__TASK INSTRUCTIONS__
Search the entries below for the word "clock" and copy every line where it appears.

__Page and application data records__
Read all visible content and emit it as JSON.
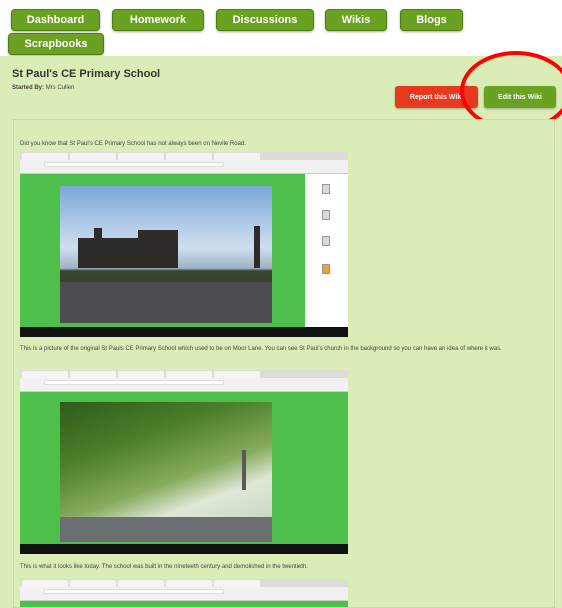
{
  "nav": {
    "items": [
      {
        "label": "Dashboard"
      },
      {
        "label": "Homework"
      },
      {
        "label": "Discussions"
      },
      {
        "label": "Wikis"
      },
      {
        "label": "Blogs"
      },
      {
        "label": "Scrapbooks"
      }
    ]
  },
  "wiki": {
    "title": "St Paul's CE Primary School",
    "started_by_label": "Started By:",
    "started_by_name": "Mrs Cullen",
    "report_label": "Report this Wiki",
    "edit_label": "Edit this Wiki"
  },
  "content": {
    "paragraphs": [
      "Did you know that St Paul's CE Primary School has not always been on Nevile Road.",
      "This is a picture of the original St Pauls CE Primary School which used to be on Moor Lane.  You can see St Paul's church in the background so you can have an idea of where it was.",
      "This is what it looks like today.  The school was built in the nineteeth century and demolished in the twentieth."
    ]
  },
  "colors": {
    "nav_green": "#6aa121",
    "page_bg": "#dbedb6",
    "report_red": "#e8381e",
    "annotation_red": "#ff0000"
  }
}
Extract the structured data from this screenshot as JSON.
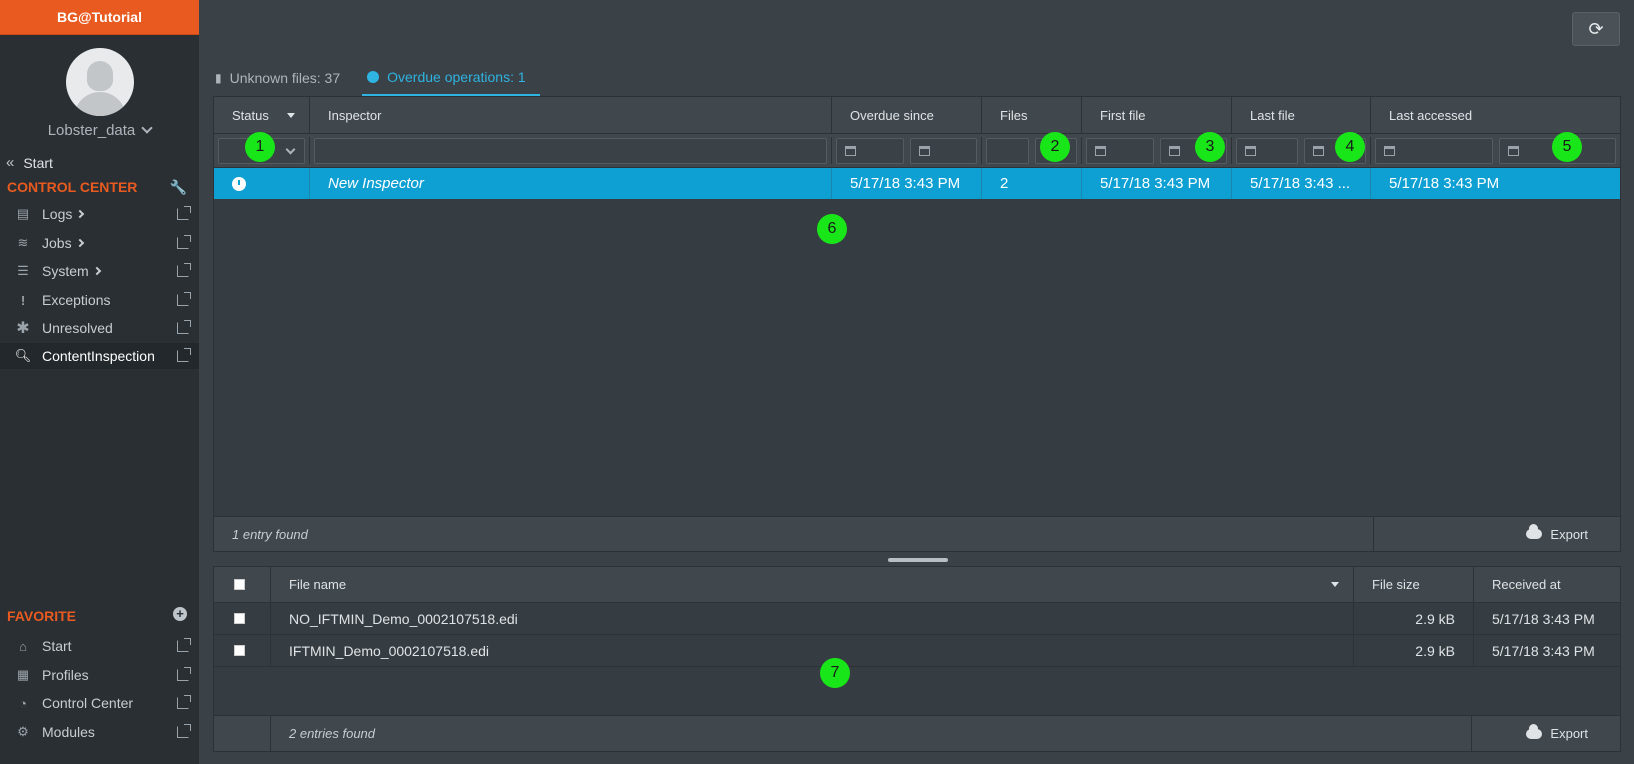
{
  "app": {
    "brand": "BG@Tutorial"
  },
  "user": {
    "name": "Lobster_data"
  },
  "nav": {
    "start_label": "Start",
    "control_center_title": "CONTROL CENTER",
    "items": [
      {
        "label": "Logs",
        "icon": "document-icon",
        "has_submenu": true
      },
      {
        "label": "Jobs",
        "icon": "jobs-icon",
        "has_submenu": true
      },
      {
        "label": "System",
        "icon": "server-icon",
        "has_submenu": true
      },
      {
        "label": "Exceptions",
        "icon": "exclamation-icon",
        "has_submenu": false
      },
      {
        "label": "Unresolved",
        "icon": "asterisk-icon",
        "has_submenu": false
      },
      {
        "label": "ContentInspection",
        "icon": "magnifier-icon",
        "has_submenu": false,
        "active": true
      }
    ],
    "favorite_title": "FAVORITE",
    "favorites": [
      {
        "label": "Start",
        "icon": "home-icon"
      },
      {
        "label": "Profiles",
        "icon": "chip-icon"
      },
      {
        "label": "Control Center",
        "icon": "dashboard-icon"
      },
      {
        "label": "Modules",
        "icon": "gears-icon"
      }
    ]
  },
  "tabs": [
    {
      "label": "Unknown files: 37",
      "icon": "file-icon",
      "active": false
    },
    {
      "label": "Overdue operations: 1",
      "icon": "clock-icon",
      "active": true
    }
  ],
  "upper_table": {
    "columns": [
      "Status",
      "Inspector",
      "Overdue since",
      "Files",
      "First file",
      "Last file",
      "Last accessed"
    ],
    "sorted_column": "Status",
    "rows": [
      {
        "status_icon": "clock-icon",
        "inspector": "New Inspector",
        "overdue_since": "5/17/18 3:43 PM",
        "files": "2",
        "first_file": "5/17/18 3:43 PM",
        "last_file": "5/17/18 3:43 ...",
        "last_accessed": "5/17/18 3:43 PM",
        "selected": true
      }
    ],
    "footer_info": "1 entry found",
    "export_label": "Export"
  },
  "lower_table": {
    "columns": [
      "File name",
      "File size",
      "Received at"
    ],
    "sorted_column": "File name",
    "rows": [
      {
        "file_name": "NO_IFTMIN_Demo_0002107518.edi",
        "file_size": "2.9 kB",
        "received_at": "5/17/18 3:43 PM"
      },
      {
        "file_name": "IFTMIN_Demo_0002107518.edi",
        "file_size": "2.9 kB",
        "received_at": "5/17/18 3:43 PM"
      }
    ],
    "footer_info": "2 entries found",
    "export_label": "Export"
  },
  "markers": [
    "1",
    "2",
    "3",
    "4",
    "5",
    "6",
    "7"
  ],
  "colors": {
    "accent": "#e85a1f",
    "selection": "#0ea0d3",
    "tab_active": "#2fb3e0",
    "marker": "#19e619"
  }
}
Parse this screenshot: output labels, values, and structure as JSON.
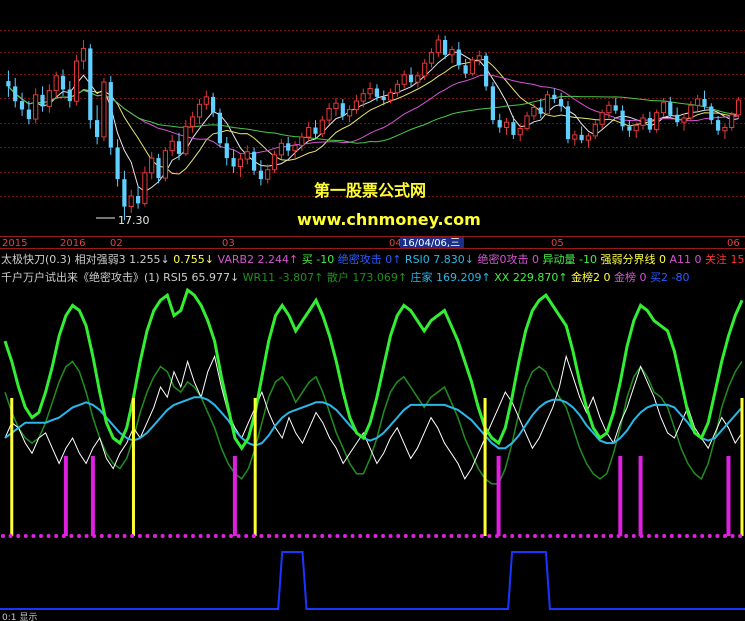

__SOLUTION__
      "icon": "clock-icon",
        "status_icon": "clock-icon",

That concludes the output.